For the first hour-and-a-half, our leader did a lot of teaching, and then it was time for coffee. I started talking to a woman whose nametag said “Gladys”, but other people laughed when I called her that. Shirley liked having fun with nametags. And so do I. I asked her if we could switch. She was all for it. For the rest of the day, I had my moments of confusion, as I heard my fellow participants referring to “Bruce”. Not the me I know. I was enjoying being Gladys, that’s for sure.
Our improv group of three decided to be uptight bank robbers brandishing guns at a teller. Little did we know that she was an undercover cop. Such fun. And I got to dress up in a fancy black suit jacket and a floppy hat. I felt quite nasty for close to an hour, as we watched other groups perform and then did our thing.
Next on the menu, we sat in a big circle on the stage. One person suggested a topic and would give us a sentence about it, starting with the letter A. The next improv-er got to continue, beginning with a word that started with B. And so on. On one go-round I got Z, and was very pleased to come up with “Zowie!” After a complete circuit of the alphabet, we debriefed. I mentioned that I didn’t like it when someone was struggling to create a sentence beginning with a certain letter, and others would chime in with suggestions. Duly noted by the group. When we began again, with the topic slowly morphing into a discussion about pets, it was my turn with the letter K. And I couldn’t think of a darn thing. Naturally nobody helped me, and the silence deepened. The tension rolled through me for at least thirty seconds, until I blurted out, “Killing pets is really not a good idea.”
So I got to sit with my fear. And I realized that drawing a blank was all right. I didn’t die on the spot. Oh, drama, what a teacher you are!
Later in the day, our groups of three each put on the same ten-page play, holding our scripts as we told the story. Partway through, I got really confused about where I was supposed to be standing, and how I was supposed to kiss a woman without blocking her from the audience, and in general about all the stage directions written in the script in italics. Out of the corner of my head, I heard silence hanging in the air, and finally found the highlighted line that I was supposed to say seconds earlier. Humbled again. Totally out of character, I smacked myself in the head. At least I got a laugh doing that.
I survived this faux pas as well, and learned one more time to laugh at my imperfections. Later, I would have a third opportunity to eat humble pie.
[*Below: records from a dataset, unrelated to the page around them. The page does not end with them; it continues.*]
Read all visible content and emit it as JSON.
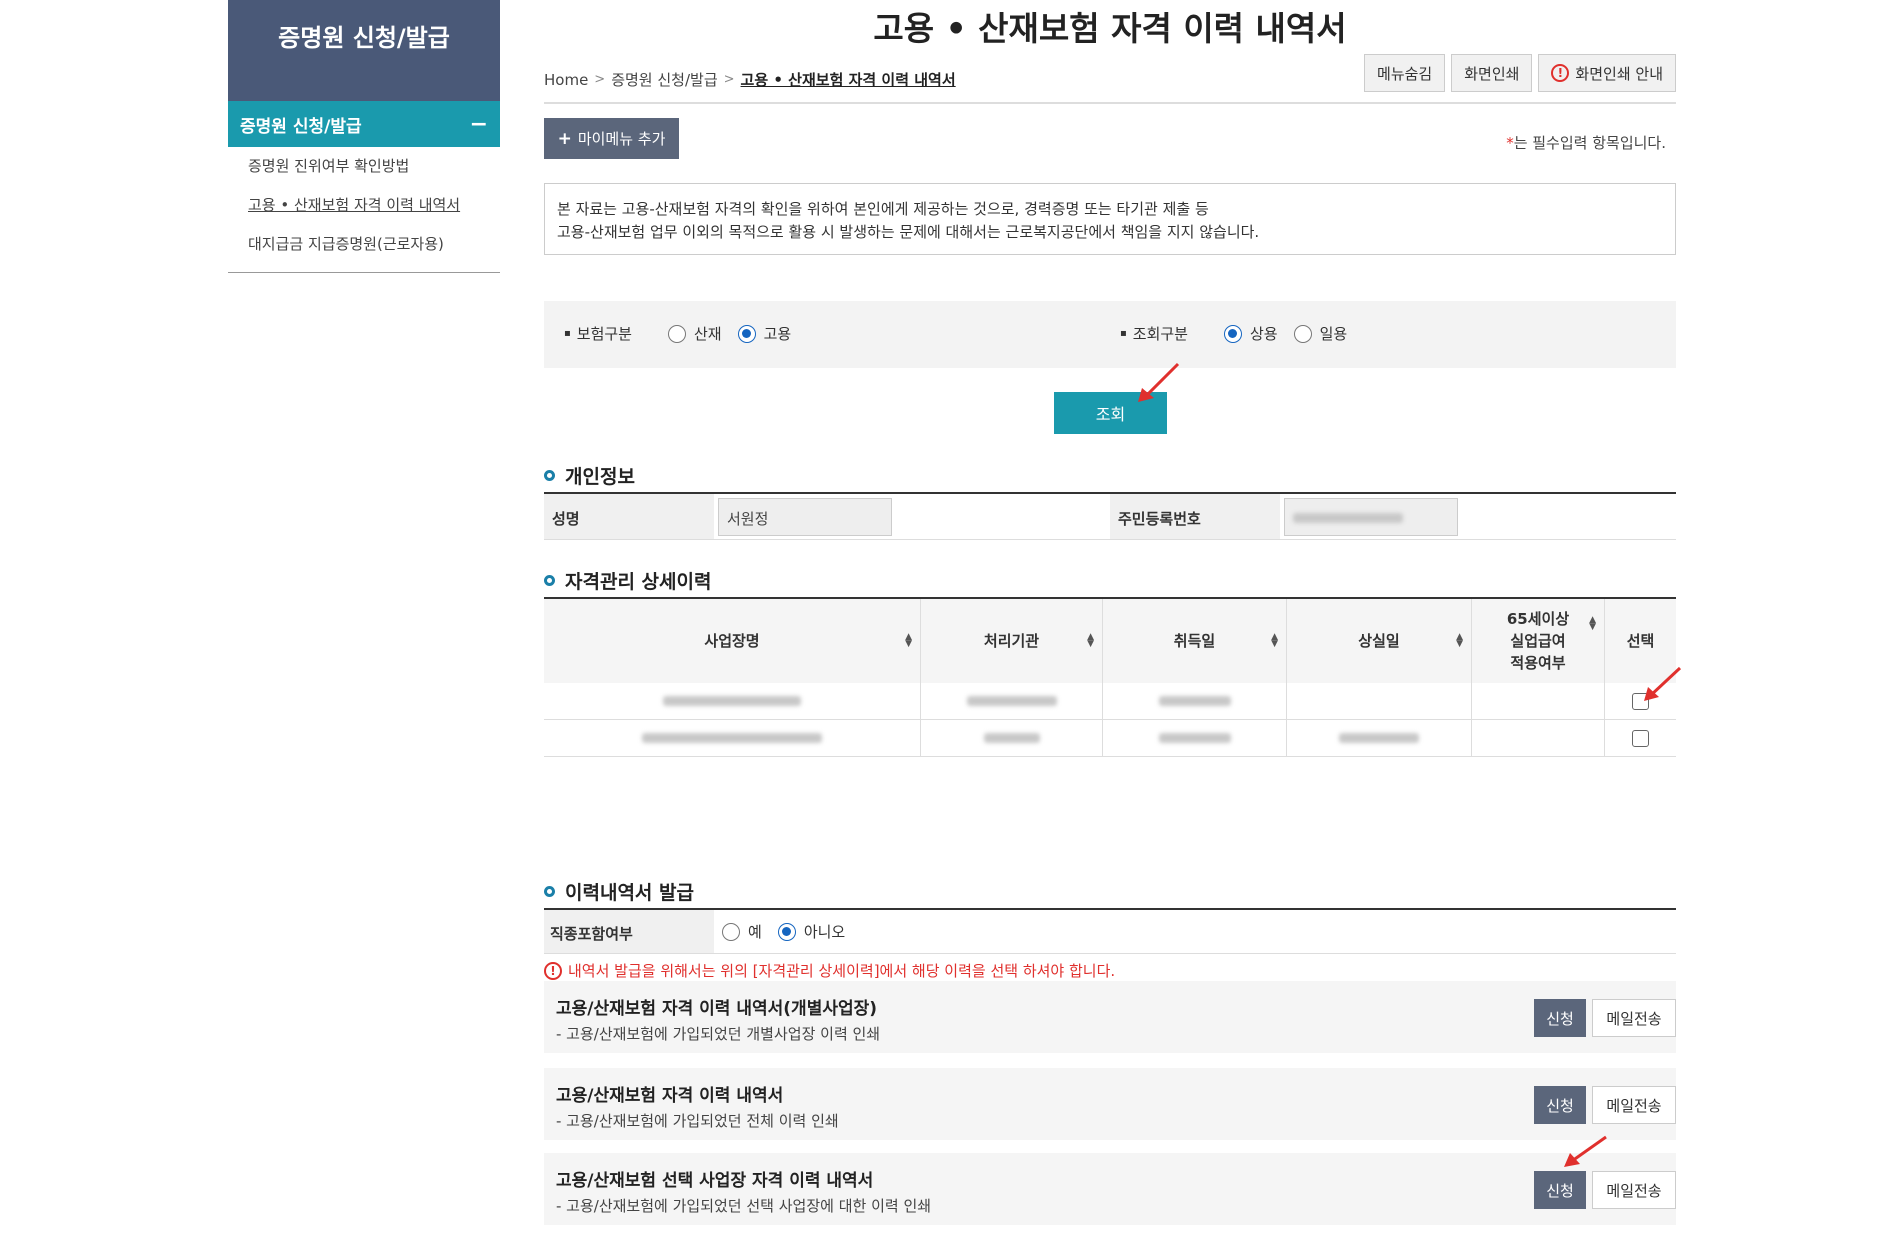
{
  "sidebar": {
    "title": "증명원 신청/발급",
    "active_section": "증명원 신청/발급",
    "items": [
      {
        "label": "증명원 진위여부 확인방법"
      },
      {
        "label": "고용 • 산재보험 자격 이력 내역서"
      },
      {
        "label": "대지급금 지급증명원(근로자용)"
      }
    ]
  },
  "page": {
    "title": "고용 • 산재보험 자격 이력 내역서"
  },
  "breadcrumb": {
    "home": "Home",
    "level1": "증명원 신청/발급",
    "current": "고용 • 산재보험 자격 이력 내역서"
  },
  "top_buttons": {
    "hide_menu": "메뉴숨김",
    "print": "화면인쇄",
    "print_guide": "화면인쇄 안내"
  },
  "mymenu": {
    "label": "마이메뉴 추가"
  },
  "required_note": {
    "star": "*",
    "text": "는 필수입력 항목입니다."
  },
  "notice": {
    "line1": "본 자료는 고용-산재보험 자격의 확인을 위하여 본인에게 제공하는 것으로, 경력증명 또는 타기관 제출 등",
    "line2": "고용-산재보험 업무 이외의 목적으로 활용 시 발생하는 문제에 대해서는 근로복지공단에서 책임을 지지 않습니다."
  },
  "filters": {
    "insurance": {
      "label": "보험구분",
      "options": [
        "산재",
        "고용"
      ],
      "selected": "고용"
    },
    "query": {
      "label": "조회구분",
      "options": [
        "상용",
        "일용"
      ],
      "selected": "상용"
    }
  },
  "search_button": "조회",
  "personal": {
    "section_title": "개인정보",
    "name_label": "성명",
    "name_value": "서원정",
    "rrn_label": "주민등록번호"
  },
  "history": {
    "section_title": "자격관리 상세이력",
    "columns": [
      "사업장명",
      "처리기관",
      "취득일",
      "상실일",
      "65세이상 실업급여 적용여부",
      "선택"
    ],
    "col5_lines": [
      "65세이상",
      "실업급여",
      "적용여부"
    ]
  },
  "issue": {
    "section_title": "이력내역서 발급",
    "job_label": "직종포함여부",
    "job_options": [
      "예",
      "아니오"
    ],
    "job_selected": "아니오",
    "warning": "내역서 발급을 위해서는 위의 [자격관리 상세이력]에서 해당 이력을 선택 하셔야 합니다.",
    "rows": [
      {
        "title": "고용/산재보험 자격 이력 내역서(개별사업장)",
        "desc": "- 고용/산재보험에 가입되었던 개별사업장 이력 인쇄",
        "apply": "신청",
        "mail": "메일전송"
      },
      {
        "title": "고용/산재보험 자격 이력 내역서",
        "desc": "- 고용/산재보험에 가입되었던 전체 이력 인쇄",
        "apply": "신청",
        "mail": "메일전송"
      },
      {
        "title": "고용/산재보험 선택 사업장 자격 이력 내역서",
        "desc": "- 고용/산재보험에 가입되었던 선택 사업장에 대한 이력 인쇄",
        "apply": "신청",
        "mail": "메일전송"
      }
    ]
  },
  "colors": {
    "sidebar_head": "#4a5978",
    "accent_teal": "#1a9aad",
    "button_gray": "#5b667b",
    "warning_red": "#e0302d",
    "radio_blue": "#1565c0"
  }
}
Quite delicious, actually. The workshop was over and I had gone to a restaurant in St. Thomas. I sat at the bar and watched big screen sports. Had a good conversation with the bartender. After a generous helping of nachos, and a sinful brownie, ice cream and whipped cream combo, I checked my shirt to see if I had blobbed stuff there. Nope, I was fine. But there was a piece of paper stuck to my chest. It said “Gladys”. My friend behind the bar said he hadn’t spoken up about it since it was none of his business. I told him the switcheroo story. I think he understood. If not, it was another rich life experience within the world of dramatic arts.